Soda Fire Rehabilitation project in Idaho. BLM photo.

Idaho Featured Wildlife Projects

Soda Fire Emergency Stabilization and Rehabilitation

The 2015 Soda Fire burned nearly 280,000 acres in southwest Idaho and southeast Oregon, including nearly 200,000 acres of sage-grouse habitat, portions of 41 grazing allotments, three wild horse management areas, and a popular motorized and non-motorized recreation area.  Due to the location of the fire and its effect on federal, state and private lands, a collaborative approach was taken to assess values at risk, to rehabilitate and monitor treatment success within the entire burned area.
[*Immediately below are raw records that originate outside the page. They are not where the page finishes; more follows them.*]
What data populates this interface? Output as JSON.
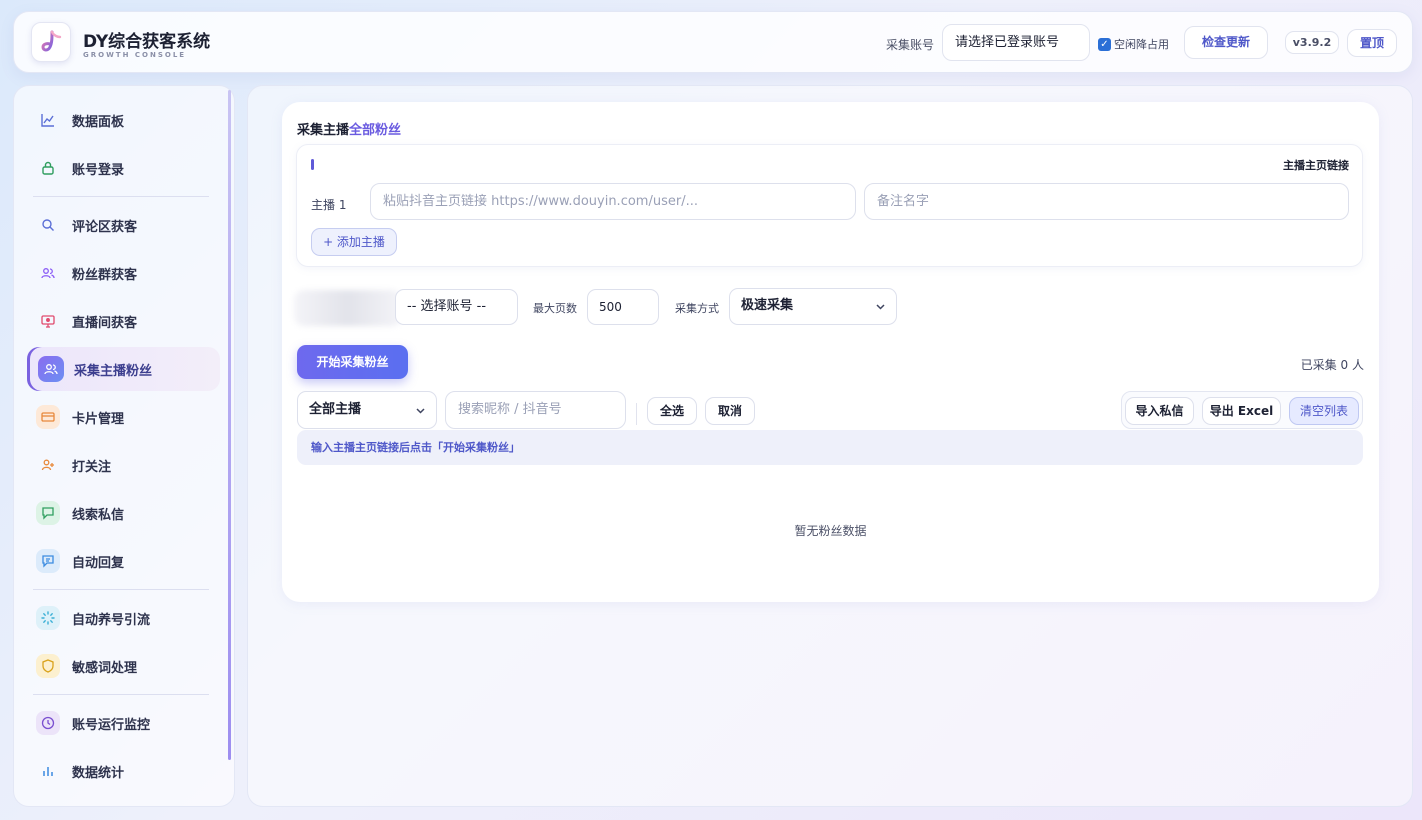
{
  "app": {
    "title": "DY综合获客系统",
    "subtitle": "GROWTH CONSOLE"
  },
  "topbar": {
    "account_label": "采集账号",
    "account_select": "请选择已登录账号",
    "idle_checkbox": {
      "label": "空闲降占用",
      "checked": true
    },
    "check_update": "检查更新",
    "version": "v3.9.2",
    "pin_top": "置顶"
  },
  "sidebar": {
    "items": [
      {
        "label": "数据面板",
        "icon": "chart-line-icon",
        "color": "#5b6fd6"
      },
      {
        "label": "账号登录",
        "icon": "lock-icon",
        "color": "#2f9e5f"
      },
      {
        "label": "评论区获客",
        "icon": "search-icon",
        "color": "#5b6fd6"
      },
      {
        "label": "粉丝群获客",
        "icon": "users-icon",
        "color": "#8b5cf6"
      },
      {
        "label": "直播间获客",
        "icon": "monitor-icon",
        "color": "#e04b6e"
      },
      {
        "label": "采集主播粉丝",
        "icon": "users-icon",
        "color": "#ffffff",
        "active": true
      },
      {
        "label": "卡片管理",
        "icon": "card-icon",
        "color": "#e8893b"
      },
      {
        "label": "打关注",
        "icon": "user-plus-icon",
        "color": "#e8893b"
      },
      {
        "label": "线索私信",
        "icon": "message-icon",
        "color": "#2f9e5f"
      },
      {
        "label": "自动回复",
        "icon": "reply-icon",
        "color": "#3b8be0"
      },
      {
        "label": "自动养号引流",
        "icon": "loader-icon",
        "color": "#3bb0d6"
      },
      {
        "label": "敏感词处理",
        "icon": "shield-icon",
        "color": "#d9a21b"
      },
      {
        "label": "账号运行监控",
        "icon": "clock-icon",
        "color": "#7a4fd0"
      },
      {
        "label": "数据统计",
        "icon": "bar-chart-icon",
        "color": "#3b8be0"
      }
    ]
  },
  "main": {
    "title_prefix": "采集主播",
    "title_highlight": "全部粉丝",
    "link_section_label": "主播主页链接",
    "host_label": "主播 1",
    "link_placeholder": "粘贴抖音主页链接 https://www.douyin.com/user/...",
    "note_placeholder": "备注名字",
    "add_host": "+ 添加主播",
    "account_select": "-- 选择账号 --",
    "max_pages_label": "最大页数",
    "max_pages_value": "500",
    "mode_label": "采集方式",
    "mode_value": "极速采集",
    "start_button": "开始采集粉丝",
    "collected_count": "已采集 0 人",
    "host_filter": "全部主播",
    "search_placeholder": "搜索昵称 / 抖音号",
    "select_all": "全选",
    "cancel": "取消",
    "import_dm": "导入私信",
    "export_excel": "导出 Excel",
    "clear_list": "清空列表",
    "hint": "输入主播主页链接后点击「开始采集粉丝」",
    "empty_text": "暂无粉丝数据"
  }
}
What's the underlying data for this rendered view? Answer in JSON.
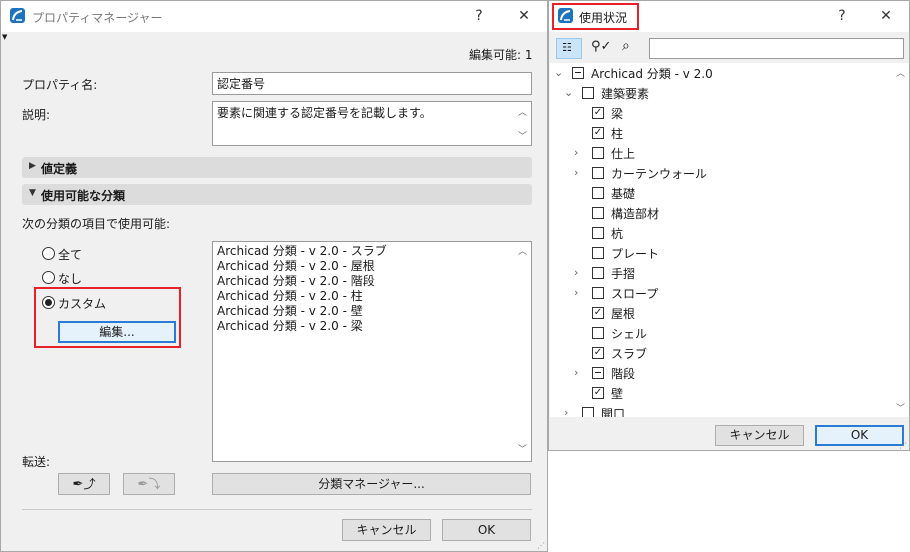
{
  "left_dialog": {
    "title": "プロパティマネージャー",
    "help": "?",
    "close": "✕",
    "editable_count": "編集可能: 1",
    "property_name_label": "プロパティ名:",
    "property_name_value": "認定番号",
    "description_label": "説明:",
    "description_value": "要素に関連する認定番号を記載します。",
    "section_value_definition": "値定義",
    "section_classification": "使用可能な分類",
    "available_label": "次の分類の項目で使用可能:",
    "radio_all": "全て",
    "radio_none": "なし",
    "radio_custom": "カスタム",
    "edit_button": "編集...",
    "classification_list": [
      "Archicad 分類 - v 2.0 - スラブ",
      "Archicad 分類 - v 2.0 - 屋根",
      "Archicad 分類 - v 2.0 - 階段",
      "Archicad 分類 - v 2.0 - 柱",
      "Archicad 分類 - v 2.0 - 壁",
      "Archicad 分類 - v 2.0 - 梁"
    ],
    "transfer_label": "転送:",
    "classification_manager_button": "分類マネージャー...",
    "cancel_button": "キャンセル",
    "ok_button": "OK"
  },
  "right_dialog": {
    "title": "使用状況",
    "help": "?",
    "close": "✕",
    "search_placeholder": "",
    "tree": [
      {
        "label": "Archicad 分類 - v 2.0",
        "state": "partial",
        "chevron": "down",
        "level": 0
      },
      {
        "label": "建築要素",
        "state": "unchecked",
        "chevron": "down",
        "level": 1
      },
      {
        "label": "梁",
        "state": "checked",
        "chevron": "",
        "level": 2
      },
      {
        "label": "柱",
        "state": "checked",
        "chevron": "",
        "level": 2
      },
      {
        "label": "仕上",
        "state": "unchecked",
        "chevron": "right",
        "level": 2
      },
      {
        "label": "カーテンウォール",
        "state": "unchecked",
        "chevron": "right",
        "level": 2
      },
      {
        "label": "基礎",
        "state": "unchecked",
        "chevron": "",
        "level": 2
      },
      {
        "label": "構造部材",
        "state": "unchecked",
        "chevron": "",
        "level": 2
      },
      {
        "label": "杭",
        "state": "unchecked",
        "chevron": "",
        "level": 2
      },
      {
        "label": "プレート",
        "state": "unchecked",
        "chevron": "",
        "level": 2
      },
      {
        "label": "手摺",
        "state": "unchecked",
        "chevron": "right",
        "level": 2
      },
      {
        "label": "スロープ",
        "state": "unchecked",
        "chevron": "right",
        "level": 2
      },
      {
        "label": "屋根",
        "state": "checked",
        "chevron": "",
        "level": 2
      },
      {
        "label": "シェル",
        "state": "unchecked",
        "chevron": "",
        "level": 2
      },
      {
        "label": "スラブ",
        "state": "checked",
        "chevron": "",
        "level": 2
      },
      {
        "label": "階段",
        "state": "partial",
        "chevron": "right",
        "level": 2
      },
      {
        "label": "壁",
        "state": "checked",
        "chevron": "",
        "level": 2
      },
      {
        "label": "開口",
        "state": "unchecked",
        "chevron": "right",
        "level": 1
      }
    ],
    "cancel_button": "キャンセル",
    "ok_button": "OK"
  },
  "colors": {
    "highlight_red": "#e8202a",
    "accent_blue": "#2a7bd3",
    "logo_blue": "#1e73be"
  }
}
The collaborative effort has involved US Fish and Wildlife Service, Natural Resources Conservation Service, Idaho Department of Lands, Idaho Department of Fish & Game and the Bureau of Land Management. 

In early November 2015, the interagency Emergency Stabilization and Rehabilitation team released the final restoration plan in response to the Soda Fire. The Soda Fire Emergency Stabilization and Rehabilitation plan was the first large scale fire to be planned and implemented following the release of Secretarial Order 3336 – Rangeland Fire Prevention, Management and Restoration. 

The effort involves planting desirable non-native seed to keep invasive species like cheatgrass and medusahead from thriving and aims to establish a landscape that allows native plants like sagebrush to be planted, improving sage-grouse habitat. 

In addition, the BLM is collaborating with the Idaho Department of Fish and Game to monitor sage-grouse from 5 leks within the fire perimeter using satellite telemetry.  One of the goals of this project is to analyze how sage-grouse use habitat within and around the fire perimeter.     

""We have long worked on and enjoyed solid collaborative relationships in Idaho across the board with agencies and landowners involved in natural resource management,"" said former BLM Idaho State Director Tim Murphy. "This sort of thing enhances the leveraging already going on, and all hands and all lands benefit."

A landscape photo of the Soda Fire in Idaho. BLM photo.

View project photos and more on BLM Idaho's Flickr.



Soda Fuel Break Targeted Grazing Project

Livestock targeted grazing - spring 2017
Livestock targeted grazing - Summer 2017

The BLM's Boise District is implementing a fuel break project along portions of the Owyhee Front to protect rehabilitation efforts in the 400-square mile area burned by the Soda Fire. A fuel break works by reducing vegetation in order to reduce flame lengths, slow the spread of fast-moving wildfires and provide opportunities for firefighters to safely contain a fire. For this project, existing roadways will be cleared free of vegetation with a 200-foot treatment zone on both sides. While most of these fuel breaks will be treated by mechanical and herbicide means, the BLM is also using livestock to conduct an experimental targeted grazing project.

For this project, BLM is coordinating with local ranching operators to graze their livestock along 36 miles of roads, totaling 1,757 acres. The objective is to create a stubble height of 2 inches or less within the 400-foot wide fuel treatment zone. Operators will use the placement of temporary water troughs and supplements to concentrate livestock use along the identified fuel break. 

Motorists and off-road vehicle users - From March through June when livestock may be present along these roadways, please be aware, use caution and leave all gates as you find them. We appreciate your cooperation in this effort!

This project is an example of the BLM supporting working landscapes while promoting multiple use on public lands.

For more information, please contact BLM Boise District at (208) 384-3387.

Maps: Soda Fuel Breaks Targeted Grazing - Spring 2018 | Soda Proposed Fuel Breaks